I grew up visiting the Northern California coast every summer, looking for starfish and anemones in tide pools. These purple and red ochre sea creatures were the inspirations behind some of my first and most successful glass creations. 

hand blown glass sea star or starfish with blue and copper red colors being held up with thumb and finger

Sea stars live in all the world’s oceans, from tropical habitats to the cold seafloor. I have developed a collection of glass starfish that are inspired by these real life creatures and also by my imagination stemming from over 12 years of glassblowing experience.

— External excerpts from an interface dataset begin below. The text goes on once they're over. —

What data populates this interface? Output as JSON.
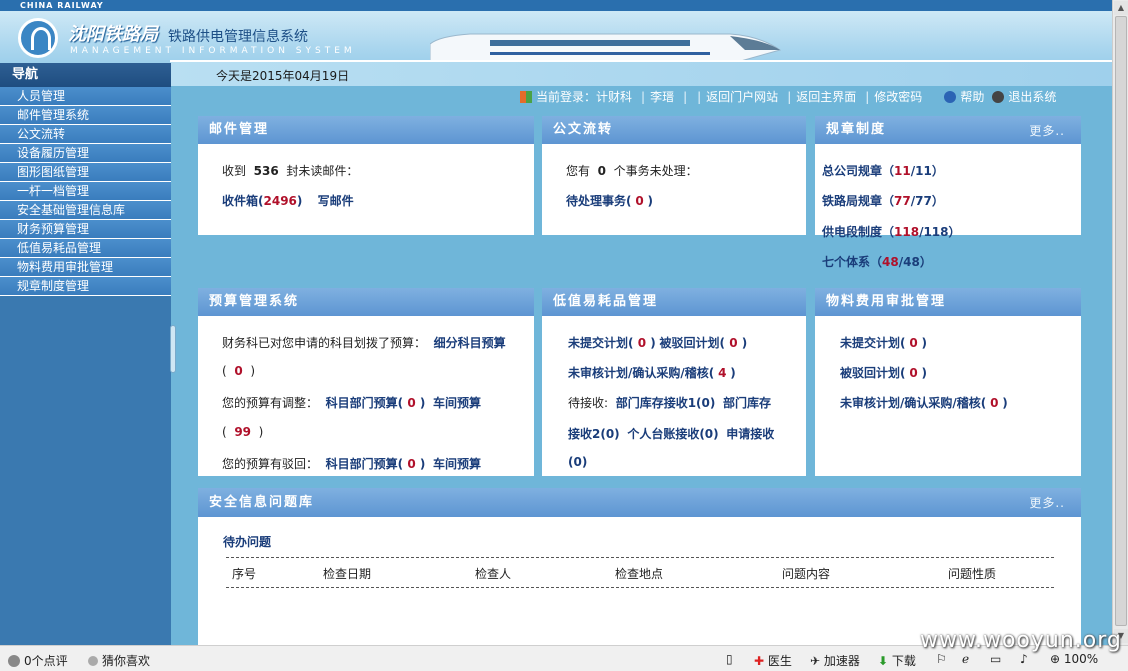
{
  "header": {
    "railway_brand": "CHINA RAILWAY",
    "bureau_name": "沈阳铁路局",
    "system_name": "铁路供电管理信息系统",
    "system_name_en": "MANAGEMENT INFORMATION SYSTEM",
    "today": "今天是2015年04月19日"
  },
  "toplinks": {
    "current_login": "当前登录：计财科",
    "user": "李瑨",
    "portal": "返回门户网站",
    "main": "返回主界面",
    "change_password": "修改密码",
    "help": "帮助",
    "logout": "退出系统"
  },
  "nav": {
    "title": "导航",
    "items": [
      "人员管理",
      "邮件管理系统",
      "公文流转",
      "设备履历管理",
      "图形图纸管理",
      "一杆一档管理",
      "安全基础管理信息库",
      "财务预算管理",
      "低值易耗品管理",
      "物料费用审批管理",
      "规章制度管理"
    ]
  },
  "mail": {
    "title": "邮件管理",
    "received_prefix": "收到",
    "unread_count": "536",
    "received_suffix": "封未读邮件：",
    "inbox_label": "收件箱(",
    "inbox_count": "2496",
    "inbox_close": ")",
    "compose": "写邮件"
  },
  "docs": {
    "title": "公文流转",
    "pending_prefix": "您有",
    "pending_count": "0",
    "pending_suffix": "个事务未处理：",
    "pending_link": "待处理事务(",
    "pending_link_count": "0",
    "pending_link_close": ")"
  },
  "rules": {
    "title": "规章制度",
    "more": "更多..",
    "items": [
      {
        "label": "总公司规章（",
        "a": "11",
        "b": "/11",
        "close": "）"
      },
      {
        "label": "铁路局规章（",
        "a": "77",
        "b": "/77",
        "close": "）"
      },
      {
        "label": "供电段制度（",
        "a": "118",
        "b": "/118",
        "close": "）"
      },
      {
        "label": "七个体系（",
        "a": "48",
        "b": "/48",
        "close": "）"
      }
    ]
  },
  "budget": {
    "title": "预算管理系统",
    "line1_text": "财务科已对您申请的科目划拨了预算：",
    "line1_link": "细分科目预算",
    "line2_open": "(",
    "line2_num": "0",
    "line2_close": ")",
    "line3_text": "您的预算有调整：",
    "line3_link1": "科目部门预算(",
    "line3_num": "0",
    "line3_mid": ")",
    "line3_link2": "车间预算",
    "line4_open": "(",
    "line4_num": "99",
    "line4_close": ")",
    "line5_text": "您的预算有驳回：",
    "line5_link1": "科目部门预算(",
    "line5_num": "0",
    "line5_mid": ")",
    "line5_link2": "车间预算"
  },
  "consumables": {
    "title": "低值易耗品管理",
    "l1a": "未提交计划(",
    "l1a_n": "0",
    "l1a_c": ")",
    "l1b": "被驳回计划(",
    "l1b_n": "0",
    "l1b_c": ")",
    "l2a": "未审核计划/确认采购/稽核(",
    "l2a_n": "4",
    "l2a_c": ")",
    "l3_text": "待接收:",
    "l3a": "部门库存接收1(0)",
    "l3b": "部门库存",
    "l4a": "接收2(0)",
    "l4b": "个人台账接收(0)",
    "l4c": "申请接收",
    "l5": "(0)"
  },
  "materials": {
    "title": "物料费用审批管理",
    "l1": "未提交计划(",
    "l1_n": "0",
    "l1_c": ")",
    "l2": "被驳回计划(",
    "l2_n": "0",
    "l2_c": ")",
    "l3": "未审核计划/确认采购/稽核(",
    "l3_n": "0",
    "l3_c": ")"
  },
  "safety": {
    "title": "安全信息问题库",
    "more": "更多..",
    "pending_title": "待办问题",
    "columns": [
      "序号",
      "检查日期",
      "检查人",
      "检查地点",
      "问题内容",
      "问题性质"
    ]
  },
  "statusbar": {
    "comments": "0个点评",
    "guess": "猜你喜欢",
    "doctor": "医生",
    "accelerator": "加速器",
    "download": "下载",
    "zoom": "100%"
  },
  "watermark": "www.wooyun.org"
}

John Gibbons gathering glass from furnace

When I make a glass starfish, I start with a blob of molten clear glass that I gather from the furnace. I then add multiple layers of color to the bottom, fusing it into the glass with the help of a steel marver table. After a few hot flashes in the glory hole, I sculpt the 5 points of the starfish, pulling each molten glass leg out with long metal tweezers.

At the bench, I rotate the glass blob evenly to keep the sculpture on center. Once I am satisfied with the shape, I bonk it off the punty and put it away into a 900 degree Fahrenheit oven, called an annealer, to cool the glass slowly over the next 24 hours. 

John Gibbons standing in his studio looking up surrounded by hundreds of colorful glass starfish on tables

Here is a picture of me a few years ago in my studio standing in front of hundreds of glass starfish.

Check out all my starfish creations here.